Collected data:
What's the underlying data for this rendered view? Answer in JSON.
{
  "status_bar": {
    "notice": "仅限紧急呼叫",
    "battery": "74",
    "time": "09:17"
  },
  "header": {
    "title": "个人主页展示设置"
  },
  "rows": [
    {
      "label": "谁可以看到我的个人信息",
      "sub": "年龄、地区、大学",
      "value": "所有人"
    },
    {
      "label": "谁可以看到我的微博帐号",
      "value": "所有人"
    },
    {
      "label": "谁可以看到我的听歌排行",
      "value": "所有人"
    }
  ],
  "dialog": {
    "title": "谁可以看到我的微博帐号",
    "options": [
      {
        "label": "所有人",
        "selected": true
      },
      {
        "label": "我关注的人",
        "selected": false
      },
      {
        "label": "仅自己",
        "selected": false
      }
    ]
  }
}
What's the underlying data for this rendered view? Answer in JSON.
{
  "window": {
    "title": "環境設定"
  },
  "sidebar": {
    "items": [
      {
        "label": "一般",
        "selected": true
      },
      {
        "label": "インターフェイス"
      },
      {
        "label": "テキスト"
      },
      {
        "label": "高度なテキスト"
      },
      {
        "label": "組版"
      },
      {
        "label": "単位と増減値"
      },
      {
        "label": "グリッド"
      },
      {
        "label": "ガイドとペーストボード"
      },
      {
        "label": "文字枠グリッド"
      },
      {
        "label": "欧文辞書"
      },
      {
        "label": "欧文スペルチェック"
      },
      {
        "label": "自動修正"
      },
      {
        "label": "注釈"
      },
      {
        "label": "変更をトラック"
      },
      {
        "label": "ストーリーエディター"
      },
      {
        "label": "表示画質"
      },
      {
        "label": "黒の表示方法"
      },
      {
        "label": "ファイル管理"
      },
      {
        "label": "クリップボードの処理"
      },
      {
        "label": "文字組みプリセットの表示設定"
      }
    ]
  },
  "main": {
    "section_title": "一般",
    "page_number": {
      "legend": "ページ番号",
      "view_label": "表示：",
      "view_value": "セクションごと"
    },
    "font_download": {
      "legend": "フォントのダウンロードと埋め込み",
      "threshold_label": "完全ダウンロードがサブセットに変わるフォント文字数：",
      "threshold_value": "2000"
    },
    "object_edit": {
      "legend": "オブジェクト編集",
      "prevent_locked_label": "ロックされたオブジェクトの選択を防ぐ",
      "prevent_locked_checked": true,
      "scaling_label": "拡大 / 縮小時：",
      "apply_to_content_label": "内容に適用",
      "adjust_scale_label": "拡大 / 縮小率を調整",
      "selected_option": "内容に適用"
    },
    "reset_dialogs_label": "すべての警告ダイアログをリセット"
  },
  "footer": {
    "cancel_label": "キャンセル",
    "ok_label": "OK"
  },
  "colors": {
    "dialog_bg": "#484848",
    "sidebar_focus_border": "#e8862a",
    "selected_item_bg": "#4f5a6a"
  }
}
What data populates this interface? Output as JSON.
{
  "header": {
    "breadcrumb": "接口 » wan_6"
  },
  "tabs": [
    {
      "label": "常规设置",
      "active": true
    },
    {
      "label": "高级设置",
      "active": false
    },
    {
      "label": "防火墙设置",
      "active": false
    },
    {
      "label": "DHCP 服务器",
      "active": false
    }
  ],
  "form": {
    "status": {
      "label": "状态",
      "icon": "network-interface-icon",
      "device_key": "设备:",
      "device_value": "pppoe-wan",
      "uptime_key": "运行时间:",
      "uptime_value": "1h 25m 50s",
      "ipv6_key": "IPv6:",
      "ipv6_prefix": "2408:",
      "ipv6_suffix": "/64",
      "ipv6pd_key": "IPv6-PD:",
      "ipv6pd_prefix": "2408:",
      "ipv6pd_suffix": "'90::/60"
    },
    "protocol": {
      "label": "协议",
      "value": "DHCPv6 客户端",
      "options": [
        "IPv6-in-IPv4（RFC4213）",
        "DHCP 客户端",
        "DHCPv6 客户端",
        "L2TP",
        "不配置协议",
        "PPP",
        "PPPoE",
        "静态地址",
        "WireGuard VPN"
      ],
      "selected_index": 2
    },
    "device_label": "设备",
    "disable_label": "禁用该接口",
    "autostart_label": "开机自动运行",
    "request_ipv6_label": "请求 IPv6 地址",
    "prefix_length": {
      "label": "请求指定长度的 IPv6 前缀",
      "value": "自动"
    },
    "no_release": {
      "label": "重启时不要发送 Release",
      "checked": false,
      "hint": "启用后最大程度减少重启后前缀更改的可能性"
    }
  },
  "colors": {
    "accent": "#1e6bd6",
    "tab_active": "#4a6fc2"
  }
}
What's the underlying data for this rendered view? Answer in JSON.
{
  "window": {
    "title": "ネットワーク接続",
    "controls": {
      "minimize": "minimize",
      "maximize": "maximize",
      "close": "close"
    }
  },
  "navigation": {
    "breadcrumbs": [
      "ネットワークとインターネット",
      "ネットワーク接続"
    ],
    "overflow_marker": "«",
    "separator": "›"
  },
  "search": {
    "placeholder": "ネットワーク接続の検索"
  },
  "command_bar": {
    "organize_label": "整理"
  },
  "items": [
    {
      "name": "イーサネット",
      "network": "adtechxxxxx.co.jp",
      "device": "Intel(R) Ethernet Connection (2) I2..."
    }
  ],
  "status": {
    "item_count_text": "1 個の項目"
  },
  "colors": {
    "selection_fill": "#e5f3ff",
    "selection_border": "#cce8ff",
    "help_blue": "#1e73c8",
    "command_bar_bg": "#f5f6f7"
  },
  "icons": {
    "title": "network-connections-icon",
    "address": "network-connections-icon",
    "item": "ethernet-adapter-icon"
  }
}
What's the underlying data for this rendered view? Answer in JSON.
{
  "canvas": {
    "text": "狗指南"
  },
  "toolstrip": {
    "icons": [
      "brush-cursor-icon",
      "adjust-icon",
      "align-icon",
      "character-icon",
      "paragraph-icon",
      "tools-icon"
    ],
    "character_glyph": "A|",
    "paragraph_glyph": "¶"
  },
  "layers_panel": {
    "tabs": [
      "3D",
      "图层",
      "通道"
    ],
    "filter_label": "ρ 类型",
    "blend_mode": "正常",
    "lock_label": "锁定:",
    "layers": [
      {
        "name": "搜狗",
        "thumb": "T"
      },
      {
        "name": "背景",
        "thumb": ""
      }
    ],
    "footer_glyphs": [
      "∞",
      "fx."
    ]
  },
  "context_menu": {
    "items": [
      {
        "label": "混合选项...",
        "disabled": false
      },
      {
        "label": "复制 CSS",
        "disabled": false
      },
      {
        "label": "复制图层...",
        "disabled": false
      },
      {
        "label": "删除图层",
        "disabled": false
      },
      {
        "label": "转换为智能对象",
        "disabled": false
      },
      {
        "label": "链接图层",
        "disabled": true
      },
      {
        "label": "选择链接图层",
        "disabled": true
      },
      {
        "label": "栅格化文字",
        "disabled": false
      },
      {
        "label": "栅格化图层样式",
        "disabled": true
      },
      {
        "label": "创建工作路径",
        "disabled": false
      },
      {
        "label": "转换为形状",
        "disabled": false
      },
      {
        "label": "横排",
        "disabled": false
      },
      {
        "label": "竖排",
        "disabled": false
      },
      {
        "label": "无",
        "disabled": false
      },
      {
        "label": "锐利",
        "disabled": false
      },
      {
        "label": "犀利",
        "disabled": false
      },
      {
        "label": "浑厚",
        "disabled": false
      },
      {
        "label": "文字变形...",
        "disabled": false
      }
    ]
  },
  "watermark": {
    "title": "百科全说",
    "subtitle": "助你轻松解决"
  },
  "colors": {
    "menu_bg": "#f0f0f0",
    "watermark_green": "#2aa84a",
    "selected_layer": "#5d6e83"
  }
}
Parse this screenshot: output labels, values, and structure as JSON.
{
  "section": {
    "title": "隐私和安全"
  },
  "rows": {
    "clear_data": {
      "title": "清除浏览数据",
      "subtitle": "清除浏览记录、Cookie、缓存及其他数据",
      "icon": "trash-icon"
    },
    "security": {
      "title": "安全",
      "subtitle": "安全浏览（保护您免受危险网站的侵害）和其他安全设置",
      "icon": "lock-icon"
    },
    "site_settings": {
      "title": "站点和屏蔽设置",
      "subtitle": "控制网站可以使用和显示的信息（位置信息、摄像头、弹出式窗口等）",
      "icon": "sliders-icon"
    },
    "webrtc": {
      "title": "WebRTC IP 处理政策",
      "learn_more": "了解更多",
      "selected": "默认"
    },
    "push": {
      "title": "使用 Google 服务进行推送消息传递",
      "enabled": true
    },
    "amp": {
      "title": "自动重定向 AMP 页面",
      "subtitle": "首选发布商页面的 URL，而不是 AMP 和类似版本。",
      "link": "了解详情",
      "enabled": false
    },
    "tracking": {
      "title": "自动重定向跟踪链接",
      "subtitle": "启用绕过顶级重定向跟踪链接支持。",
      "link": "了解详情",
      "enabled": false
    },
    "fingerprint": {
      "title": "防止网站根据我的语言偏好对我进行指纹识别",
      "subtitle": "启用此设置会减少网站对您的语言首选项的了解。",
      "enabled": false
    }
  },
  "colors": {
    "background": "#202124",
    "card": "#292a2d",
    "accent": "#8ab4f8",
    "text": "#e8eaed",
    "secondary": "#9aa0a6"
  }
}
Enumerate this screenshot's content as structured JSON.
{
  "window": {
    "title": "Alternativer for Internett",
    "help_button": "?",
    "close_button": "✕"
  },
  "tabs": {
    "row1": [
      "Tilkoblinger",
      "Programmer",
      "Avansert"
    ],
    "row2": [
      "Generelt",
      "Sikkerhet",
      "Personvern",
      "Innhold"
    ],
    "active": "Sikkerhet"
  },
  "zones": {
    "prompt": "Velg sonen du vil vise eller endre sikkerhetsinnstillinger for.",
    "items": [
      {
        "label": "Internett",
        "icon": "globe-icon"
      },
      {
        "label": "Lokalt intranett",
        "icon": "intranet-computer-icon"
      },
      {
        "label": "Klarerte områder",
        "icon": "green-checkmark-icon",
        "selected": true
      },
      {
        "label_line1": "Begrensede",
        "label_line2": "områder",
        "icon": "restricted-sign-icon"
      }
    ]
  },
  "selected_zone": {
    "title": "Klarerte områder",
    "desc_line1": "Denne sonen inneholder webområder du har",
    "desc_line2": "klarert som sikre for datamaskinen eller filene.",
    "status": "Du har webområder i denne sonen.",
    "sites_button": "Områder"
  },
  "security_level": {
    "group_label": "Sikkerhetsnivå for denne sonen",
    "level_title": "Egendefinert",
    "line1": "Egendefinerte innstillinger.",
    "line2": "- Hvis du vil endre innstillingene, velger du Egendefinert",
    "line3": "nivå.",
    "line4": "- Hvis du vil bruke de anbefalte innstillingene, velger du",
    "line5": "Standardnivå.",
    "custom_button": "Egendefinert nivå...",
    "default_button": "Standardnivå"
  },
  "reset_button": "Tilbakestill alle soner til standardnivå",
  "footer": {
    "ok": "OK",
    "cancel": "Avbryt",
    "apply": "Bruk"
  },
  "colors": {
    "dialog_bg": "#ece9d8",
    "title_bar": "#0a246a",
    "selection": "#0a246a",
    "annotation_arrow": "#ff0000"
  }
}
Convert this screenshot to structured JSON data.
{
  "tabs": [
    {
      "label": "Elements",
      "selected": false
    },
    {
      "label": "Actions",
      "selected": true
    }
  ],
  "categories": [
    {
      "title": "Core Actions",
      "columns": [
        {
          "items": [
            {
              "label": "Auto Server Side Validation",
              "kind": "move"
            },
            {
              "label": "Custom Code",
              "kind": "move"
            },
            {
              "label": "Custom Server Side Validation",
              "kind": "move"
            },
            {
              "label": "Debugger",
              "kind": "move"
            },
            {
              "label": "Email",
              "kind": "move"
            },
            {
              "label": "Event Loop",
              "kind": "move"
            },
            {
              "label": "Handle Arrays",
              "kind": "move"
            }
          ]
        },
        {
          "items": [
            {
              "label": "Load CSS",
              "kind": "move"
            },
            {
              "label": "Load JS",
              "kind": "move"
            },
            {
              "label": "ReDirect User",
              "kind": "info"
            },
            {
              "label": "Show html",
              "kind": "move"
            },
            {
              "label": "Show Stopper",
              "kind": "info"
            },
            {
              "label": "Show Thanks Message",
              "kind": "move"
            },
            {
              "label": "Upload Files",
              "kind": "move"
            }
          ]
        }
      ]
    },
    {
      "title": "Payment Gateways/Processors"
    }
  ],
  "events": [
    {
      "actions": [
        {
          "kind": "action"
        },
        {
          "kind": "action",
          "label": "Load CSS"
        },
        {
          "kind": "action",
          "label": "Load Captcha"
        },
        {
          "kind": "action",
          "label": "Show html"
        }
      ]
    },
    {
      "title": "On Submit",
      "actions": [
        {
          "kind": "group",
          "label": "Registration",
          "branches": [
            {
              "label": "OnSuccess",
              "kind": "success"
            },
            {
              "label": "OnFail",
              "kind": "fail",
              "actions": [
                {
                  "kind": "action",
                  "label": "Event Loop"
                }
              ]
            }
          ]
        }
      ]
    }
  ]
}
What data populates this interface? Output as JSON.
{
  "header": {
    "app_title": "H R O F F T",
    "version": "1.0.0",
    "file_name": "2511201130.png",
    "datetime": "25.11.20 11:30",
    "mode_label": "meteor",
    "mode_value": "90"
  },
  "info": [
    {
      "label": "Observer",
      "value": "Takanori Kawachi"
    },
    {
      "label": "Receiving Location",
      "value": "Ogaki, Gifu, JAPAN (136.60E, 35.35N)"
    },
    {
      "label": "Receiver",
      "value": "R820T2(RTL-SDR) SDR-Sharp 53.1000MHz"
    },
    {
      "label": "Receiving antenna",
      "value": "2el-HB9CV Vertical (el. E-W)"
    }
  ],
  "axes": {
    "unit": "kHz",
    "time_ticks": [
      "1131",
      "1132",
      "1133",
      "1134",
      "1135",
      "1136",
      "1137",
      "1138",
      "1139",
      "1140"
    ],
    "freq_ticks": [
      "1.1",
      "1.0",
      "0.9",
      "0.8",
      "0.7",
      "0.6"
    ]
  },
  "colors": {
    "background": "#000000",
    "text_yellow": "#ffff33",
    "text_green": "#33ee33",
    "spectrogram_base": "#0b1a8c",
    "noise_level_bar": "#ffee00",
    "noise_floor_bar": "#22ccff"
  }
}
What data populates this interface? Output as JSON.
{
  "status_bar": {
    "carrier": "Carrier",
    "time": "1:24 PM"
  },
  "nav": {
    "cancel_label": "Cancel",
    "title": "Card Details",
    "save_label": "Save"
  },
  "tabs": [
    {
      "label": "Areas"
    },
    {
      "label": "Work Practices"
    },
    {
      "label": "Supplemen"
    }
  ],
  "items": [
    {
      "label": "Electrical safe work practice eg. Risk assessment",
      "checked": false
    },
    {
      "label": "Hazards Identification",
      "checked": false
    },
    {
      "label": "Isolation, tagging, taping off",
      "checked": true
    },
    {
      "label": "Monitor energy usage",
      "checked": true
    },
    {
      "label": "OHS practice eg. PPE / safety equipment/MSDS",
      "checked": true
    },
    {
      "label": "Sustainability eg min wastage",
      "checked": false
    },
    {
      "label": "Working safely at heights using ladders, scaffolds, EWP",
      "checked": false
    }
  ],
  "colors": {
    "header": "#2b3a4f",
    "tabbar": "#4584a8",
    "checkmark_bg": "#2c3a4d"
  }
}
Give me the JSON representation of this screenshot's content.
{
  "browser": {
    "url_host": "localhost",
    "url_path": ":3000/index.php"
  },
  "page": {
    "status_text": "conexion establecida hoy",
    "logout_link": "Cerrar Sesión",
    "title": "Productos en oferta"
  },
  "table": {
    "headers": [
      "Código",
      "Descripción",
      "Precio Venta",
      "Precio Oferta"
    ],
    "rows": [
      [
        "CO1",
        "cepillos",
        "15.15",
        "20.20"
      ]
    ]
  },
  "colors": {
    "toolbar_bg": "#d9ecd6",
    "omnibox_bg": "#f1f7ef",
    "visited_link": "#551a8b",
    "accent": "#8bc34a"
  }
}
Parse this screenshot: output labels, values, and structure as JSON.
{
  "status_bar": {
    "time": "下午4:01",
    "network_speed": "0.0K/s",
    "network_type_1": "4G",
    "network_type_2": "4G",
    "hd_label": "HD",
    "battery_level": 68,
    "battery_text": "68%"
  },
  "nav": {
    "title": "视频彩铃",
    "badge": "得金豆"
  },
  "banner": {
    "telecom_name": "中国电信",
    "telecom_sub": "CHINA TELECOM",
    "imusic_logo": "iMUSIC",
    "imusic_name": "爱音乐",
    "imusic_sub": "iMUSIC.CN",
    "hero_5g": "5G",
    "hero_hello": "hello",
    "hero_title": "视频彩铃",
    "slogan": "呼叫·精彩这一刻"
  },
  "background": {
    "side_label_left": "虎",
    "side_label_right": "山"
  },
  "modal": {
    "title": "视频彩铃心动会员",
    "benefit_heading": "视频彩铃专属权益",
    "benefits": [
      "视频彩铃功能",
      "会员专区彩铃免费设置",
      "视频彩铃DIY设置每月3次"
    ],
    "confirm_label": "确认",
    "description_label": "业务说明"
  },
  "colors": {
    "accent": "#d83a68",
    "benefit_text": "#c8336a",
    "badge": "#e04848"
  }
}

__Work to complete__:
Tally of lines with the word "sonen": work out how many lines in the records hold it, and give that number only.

__Response below__:
4